Wherever the string "Application" appears in the records, return the line that holds it.

------ ENTRIES SHOWN

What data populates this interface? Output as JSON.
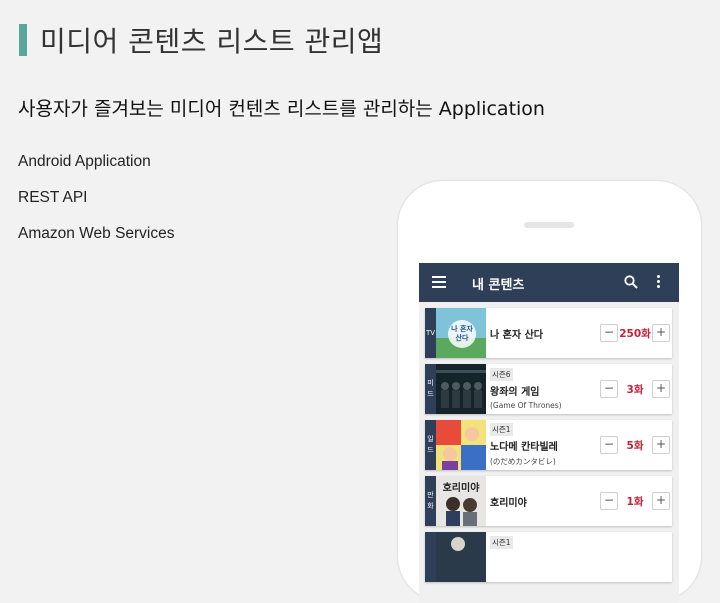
{
  "slide": {
    "title": "미디어 콘텐츠 리스트 관리앱",
    "subtitle": "사용자가 즐겨보는 미디어 컨텐츠 리스트를 관리하는 Application",
    "bullets": [
      "Android Application",
      "REST API",
      "Amazon Web Services"
    ],
    "accent_color": "#5aa79a"
  },
  "app": {
    "title": "내 콘텐츠",
    "bar_color": "#2e3f57",
    "count_color": "#c8203a",
    "icons": {
      "menu": "menu-icon",
      "search": "search-icon",
      "more": "more-vert-icon"
    },
    "minus_label": "−",
    "plus_label": "+",
    "items": [
      {
        "category": [
          "TV"
        ],
        "badge": "",
        "title": "나 혼자 산다",
        "original": "",
        "count": "250화",
        "thumb_label": "나 혼자 산다"
      },
      {
        "category": [
          "미",
          "드"
        ],
        "badge": "시즌6",
        "title": "왕좌의 게임",
        "original": "(Game Of Thrones)",
        "count": "3화",
        "thumb_label": ""
      },
      {
        "category": [
          "일",
          "드"
        ],
        "badge": "시즌1",
        "title": "노다메 칸타빌레",
        "original": "(のだめカンタビレ)",
        "count": "5화",
        "thumb_label": ""
      },
      {
        "category": [
          "만",
          "화"
        ],
        "badge": "",
        "title": "호리미야",
        "original": "",
        "count": "1화",
        "thumb_label": "호리미야"
      },
      {
        "category": [],
        "badge": "시즌1",
        "title": "",
        "original": "",
        "count": "",
        "thumb_label": ""
      }
    ]
  }
}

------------

- RESPONSE AREA:
    "subtitle": "사용자가 즐겨보는 미디어 컨텐츠 리스트를 관리하는 Application",
      "Android Application",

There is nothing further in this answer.